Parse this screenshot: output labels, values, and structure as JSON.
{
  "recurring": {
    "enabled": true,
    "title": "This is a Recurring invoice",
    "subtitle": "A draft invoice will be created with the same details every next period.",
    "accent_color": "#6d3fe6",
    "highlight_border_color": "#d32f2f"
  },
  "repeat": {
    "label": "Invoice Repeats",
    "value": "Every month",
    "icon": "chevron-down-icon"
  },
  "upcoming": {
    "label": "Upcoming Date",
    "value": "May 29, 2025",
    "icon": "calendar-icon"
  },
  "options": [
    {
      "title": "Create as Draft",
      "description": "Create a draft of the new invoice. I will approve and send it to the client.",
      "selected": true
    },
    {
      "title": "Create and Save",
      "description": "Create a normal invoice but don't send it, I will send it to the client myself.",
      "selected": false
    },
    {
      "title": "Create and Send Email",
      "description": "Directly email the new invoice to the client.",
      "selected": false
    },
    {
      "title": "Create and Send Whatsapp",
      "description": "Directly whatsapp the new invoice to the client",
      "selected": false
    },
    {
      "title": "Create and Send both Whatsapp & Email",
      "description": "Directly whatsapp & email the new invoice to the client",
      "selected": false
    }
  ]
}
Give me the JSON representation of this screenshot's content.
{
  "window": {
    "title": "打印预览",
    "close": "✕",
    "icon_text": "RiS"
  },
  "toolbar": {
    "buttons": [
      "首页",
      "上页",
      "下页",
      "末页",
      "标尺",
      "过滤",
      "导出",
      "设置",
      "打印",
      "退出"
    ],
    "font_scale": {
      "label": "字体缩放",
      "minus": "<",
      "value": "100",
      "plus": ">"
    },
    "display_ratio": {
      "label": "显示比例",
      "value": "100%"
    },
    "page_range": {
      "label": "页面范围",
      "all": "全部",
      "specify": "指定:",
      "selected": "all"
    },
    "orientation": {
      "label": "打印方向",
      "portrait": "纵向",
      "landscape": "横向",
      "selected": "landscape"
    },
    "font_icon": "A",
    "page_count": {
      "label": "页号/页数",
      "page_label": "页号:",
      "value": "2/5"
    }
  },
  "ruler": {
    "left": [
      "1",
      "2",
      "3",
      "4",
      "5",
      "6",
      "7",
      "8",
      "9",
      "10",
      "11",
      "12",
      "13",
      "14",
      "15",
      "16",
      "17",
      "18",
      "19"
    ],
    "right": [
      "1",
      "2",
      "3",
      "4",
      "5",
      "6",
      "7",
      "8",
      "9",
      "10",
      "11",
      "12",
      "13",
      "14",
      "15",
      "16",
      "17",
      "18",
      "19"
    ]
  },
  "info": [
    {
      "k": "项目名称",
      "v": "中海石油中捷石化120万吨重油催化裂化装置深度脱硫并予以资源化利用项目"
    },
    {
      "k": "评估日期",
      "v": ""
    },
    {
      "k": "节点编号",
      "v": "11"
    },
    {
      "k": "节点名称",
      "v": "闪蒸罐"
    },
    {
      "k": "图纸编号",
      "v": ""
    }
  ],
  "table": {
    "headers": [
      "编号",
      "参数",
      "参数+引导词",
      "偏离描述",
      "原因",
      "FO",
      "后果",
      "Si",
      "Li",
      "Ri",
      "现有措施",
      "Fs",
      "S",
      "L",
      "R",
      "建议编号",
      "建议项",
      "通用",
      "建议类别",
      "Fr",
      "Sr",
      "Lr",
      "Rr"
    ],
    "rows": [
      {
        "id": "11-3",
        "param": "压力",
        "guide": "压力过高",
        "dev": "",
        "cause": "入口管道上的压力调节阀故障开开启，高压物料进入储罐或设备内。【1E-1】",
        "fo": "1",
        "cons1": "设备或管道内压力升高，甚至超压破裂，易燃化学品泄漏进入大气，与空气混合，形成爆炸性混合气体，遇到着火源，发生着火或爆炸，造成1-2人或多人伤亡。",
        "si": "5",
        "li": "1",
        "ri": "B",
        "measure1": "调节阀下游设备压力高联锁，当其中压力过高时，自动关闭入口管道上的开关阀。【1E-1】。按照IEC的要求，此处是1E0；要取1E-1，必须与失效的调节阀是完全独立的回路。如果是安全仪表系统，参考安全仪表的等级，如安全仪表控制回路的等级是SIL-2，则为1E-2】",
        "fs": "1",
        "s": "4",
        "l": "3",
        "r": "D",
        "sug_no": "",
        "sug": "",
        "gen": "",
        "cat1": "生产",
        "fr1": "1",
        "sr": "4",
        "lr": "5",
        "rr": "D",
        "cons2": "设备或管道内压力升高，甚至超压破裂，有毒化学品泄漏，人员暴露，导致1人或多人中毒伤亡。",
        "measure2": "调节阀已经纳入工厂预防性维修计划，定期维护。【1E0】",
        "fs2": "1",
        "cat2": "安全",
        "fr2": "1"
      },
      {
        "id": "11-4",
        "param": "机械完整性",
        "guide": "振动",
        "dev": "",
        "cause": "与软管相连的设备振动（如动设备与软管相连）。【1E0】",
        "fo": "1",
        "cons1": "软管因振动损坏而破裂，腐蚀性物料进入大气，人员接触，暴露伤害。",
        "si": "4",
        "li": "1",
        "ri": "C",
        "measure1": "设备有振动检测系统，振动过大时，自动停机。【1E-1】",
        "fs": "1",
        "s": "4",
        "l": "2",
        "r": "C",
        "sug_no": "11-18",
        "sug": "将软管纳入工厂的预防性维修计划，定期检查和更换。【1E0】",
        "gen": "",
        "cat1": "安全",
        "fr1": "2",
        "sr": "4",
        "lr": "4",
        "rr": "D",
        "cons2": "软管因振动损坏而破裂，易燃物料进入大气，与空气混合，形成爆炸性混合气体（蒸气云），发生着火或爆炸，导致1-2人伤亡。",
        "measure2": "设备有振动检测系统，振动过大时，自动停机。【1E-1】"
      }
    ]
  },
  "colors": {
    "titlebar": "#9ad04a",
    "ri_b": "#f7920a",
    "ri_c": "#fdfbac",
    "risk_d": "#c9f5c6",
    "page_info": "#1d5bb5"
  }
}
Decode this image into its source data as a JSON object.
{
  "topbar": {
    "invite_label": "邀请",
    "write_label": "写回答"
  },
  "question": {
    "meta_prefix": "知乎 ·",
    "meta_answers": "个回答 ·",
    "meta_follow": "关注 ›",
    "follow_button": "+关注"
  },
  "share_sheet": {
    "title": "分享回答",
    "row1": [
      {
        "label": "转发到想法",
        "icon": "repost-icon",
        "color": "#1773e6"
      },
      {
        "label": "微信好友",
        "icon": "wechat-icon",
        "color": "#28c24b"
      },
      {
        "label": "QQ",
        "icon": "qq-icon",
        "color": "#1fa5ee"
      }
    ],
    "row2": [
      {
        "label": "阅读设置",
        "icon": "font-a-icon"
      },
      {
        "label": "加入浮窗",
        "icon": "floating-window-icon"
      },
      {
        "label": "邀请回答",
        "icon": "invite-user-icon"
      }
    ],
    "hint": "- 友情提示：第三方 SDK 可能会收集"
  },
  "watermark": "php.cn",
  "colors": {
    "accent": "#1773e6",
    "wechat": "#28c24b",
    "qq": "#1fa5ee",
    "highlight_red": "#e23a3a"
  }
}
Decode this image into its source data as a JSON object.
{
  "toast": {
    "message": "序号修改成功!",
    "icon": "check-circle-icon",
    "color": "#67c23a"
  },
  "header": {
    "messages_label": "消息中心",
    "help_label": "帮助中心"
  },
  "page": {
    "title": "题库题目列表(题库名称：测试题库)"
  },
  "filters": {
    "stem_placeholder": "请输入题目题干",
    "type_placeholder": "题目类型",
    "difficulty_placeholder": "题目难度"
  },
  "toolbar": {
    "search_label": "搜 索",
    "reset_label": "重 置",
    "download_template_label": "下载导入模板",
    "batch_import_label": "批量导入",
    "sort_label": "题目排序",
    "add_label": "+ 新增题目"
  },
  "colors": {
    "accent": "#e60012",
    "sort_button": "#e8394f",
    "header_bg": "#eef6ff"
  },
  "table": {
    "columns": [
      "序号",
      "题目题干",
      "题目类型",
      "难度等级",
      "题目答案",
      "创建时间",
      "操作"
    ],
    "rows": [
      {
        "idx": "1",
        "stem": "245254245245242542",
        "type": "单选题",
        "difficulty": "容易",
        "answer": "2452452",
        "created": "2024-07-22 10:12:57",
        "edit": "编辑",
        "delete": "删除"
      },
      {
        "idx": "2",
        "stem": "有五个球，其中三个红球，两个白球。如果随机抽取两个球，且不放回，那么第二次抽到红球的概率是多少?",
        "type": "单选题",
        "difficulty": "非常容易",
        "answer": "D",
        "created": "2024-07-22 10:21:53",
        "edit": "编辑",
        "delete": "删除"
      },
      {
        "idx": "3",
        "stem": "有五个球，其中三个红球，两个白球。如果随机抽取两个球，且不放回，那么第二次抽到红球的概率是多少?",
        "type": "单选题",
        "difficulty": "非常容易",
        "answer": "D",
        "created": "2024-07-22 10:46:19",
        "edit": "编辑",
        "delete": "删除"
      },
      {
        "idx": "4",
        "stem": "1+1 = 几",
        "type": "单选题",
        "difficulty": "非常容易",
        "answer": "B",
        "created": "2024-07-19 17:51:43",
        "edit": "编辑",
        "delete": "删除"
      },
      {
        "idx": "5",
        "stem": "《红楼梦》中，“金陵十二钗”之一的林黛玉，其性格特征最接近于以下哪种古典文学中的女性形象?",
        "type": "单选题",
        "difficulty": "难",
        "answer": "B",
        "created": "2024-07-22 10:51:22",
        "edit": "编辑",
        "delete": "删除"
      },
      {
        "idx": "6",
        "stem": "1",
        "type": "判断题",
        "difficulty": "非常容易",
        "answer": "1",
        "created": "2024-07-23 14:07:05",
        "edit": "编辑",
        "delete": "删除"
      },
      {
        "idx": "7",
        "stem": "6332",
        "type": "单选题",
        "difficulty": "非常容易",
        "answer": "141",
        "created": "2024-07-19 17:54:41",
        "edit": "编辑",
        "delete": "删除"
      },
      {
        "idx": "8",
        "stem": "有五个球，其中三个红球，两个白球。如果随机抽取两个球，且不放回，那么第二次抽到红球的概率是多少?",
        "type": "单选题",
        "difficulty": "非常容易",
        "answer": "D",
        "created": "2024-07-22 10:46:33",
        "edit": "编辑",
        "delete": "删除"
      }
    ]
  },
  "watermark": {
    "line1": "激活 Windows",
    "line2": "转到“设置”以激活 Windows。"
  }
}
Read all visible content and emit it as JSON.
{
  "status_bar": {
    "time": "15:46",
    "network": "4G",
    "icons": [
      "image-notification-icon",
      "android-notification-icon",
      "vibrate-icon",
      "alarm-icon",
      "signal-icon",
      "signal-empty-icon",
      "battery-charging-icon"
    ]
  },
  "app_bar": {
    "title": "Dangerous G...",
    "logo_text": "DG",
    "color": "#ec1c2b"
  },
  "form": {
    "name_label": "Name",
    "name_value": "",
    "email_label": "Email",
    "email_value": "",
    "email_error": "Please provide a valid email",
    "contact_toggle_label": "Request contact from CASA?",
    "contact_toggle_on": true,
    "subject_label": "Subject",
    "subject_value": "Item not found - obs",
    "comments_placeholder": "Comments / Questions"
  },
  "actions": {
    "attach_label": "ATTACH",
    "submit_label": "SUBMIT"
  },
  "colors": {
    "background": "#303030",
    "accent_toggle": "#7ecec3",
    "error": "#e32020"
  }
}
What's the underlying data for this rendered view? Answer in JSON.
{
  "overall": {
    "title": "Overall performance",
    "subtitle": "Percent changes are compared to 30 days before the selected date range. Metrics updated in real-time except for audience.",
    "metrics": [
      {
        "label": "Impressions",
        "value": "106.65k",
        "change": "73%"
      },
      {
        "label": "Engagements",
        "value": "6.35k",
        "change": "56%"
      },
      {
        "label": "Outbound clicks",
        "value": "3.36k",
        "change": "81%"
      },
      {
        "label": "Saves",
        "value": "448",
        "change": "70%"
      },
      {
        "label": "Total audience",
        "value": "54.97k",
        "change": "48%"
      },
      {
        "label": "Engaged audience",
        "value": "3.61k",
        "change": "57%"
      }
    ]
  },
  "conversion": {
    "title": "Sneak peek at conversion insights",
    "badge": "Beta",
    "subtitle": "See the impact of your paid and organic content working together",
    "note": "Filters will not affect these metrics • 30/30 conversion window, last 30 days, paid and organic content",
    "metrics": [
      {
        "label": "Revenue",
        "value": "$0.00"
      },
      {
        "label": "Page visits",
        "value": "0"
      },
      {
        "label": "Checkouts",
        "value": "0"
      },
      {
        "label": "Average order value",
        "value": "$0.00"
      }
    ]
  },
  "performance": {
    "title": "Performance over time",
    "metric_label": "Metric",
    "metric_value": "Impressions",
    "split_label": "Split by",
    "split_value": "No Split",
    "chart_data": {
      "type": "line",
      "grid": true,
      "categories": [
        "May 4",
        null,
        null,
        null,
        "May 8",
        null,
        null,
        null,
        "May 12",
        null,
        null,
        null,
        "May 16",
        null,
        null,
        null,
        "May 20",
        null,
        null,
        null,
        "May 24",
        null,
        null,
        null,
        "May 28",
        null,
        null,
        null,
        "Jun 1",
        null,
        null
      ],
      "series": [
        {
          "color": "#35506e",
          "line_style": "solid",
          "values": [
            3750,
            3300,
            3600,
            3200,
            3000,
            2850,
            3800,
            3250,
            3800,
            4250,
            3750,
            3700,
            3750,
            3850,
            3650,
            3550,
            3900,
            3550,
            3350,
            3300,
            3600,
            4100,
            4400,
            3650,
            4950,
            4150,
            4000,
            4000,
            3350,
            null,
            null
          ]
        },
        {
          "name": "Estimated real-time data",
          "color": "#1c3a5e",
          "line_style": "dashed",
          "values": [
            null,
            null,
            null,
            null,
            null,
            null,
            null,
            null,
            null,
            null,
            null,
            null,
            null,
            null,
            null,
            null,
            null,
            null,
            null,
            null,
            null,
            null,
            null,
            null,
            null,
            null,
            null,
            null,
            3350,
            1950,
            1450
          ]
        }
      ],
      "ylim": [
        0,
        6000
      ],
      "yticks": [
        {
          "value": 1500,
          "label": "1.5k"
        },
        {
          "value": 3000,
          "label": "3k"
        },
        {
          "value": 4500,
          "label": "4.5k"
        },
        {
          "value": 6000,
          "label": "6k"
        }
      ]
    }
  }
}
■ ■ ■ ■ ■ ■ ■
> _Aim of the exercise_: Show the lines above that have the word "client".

> _Answer to this exercise_:
      "description": "Create a draft of the new invoice. I will approve and send it to the client.",
      "description": "Create a normal invoice but don't send it, I will send it to the client myself.",
      "description": "Directly email the new invoice to the client.",
      "description": "Directly whatsapp the new invoice to the client",
      "description": "Directly whatsapp & email the new invoice to the client",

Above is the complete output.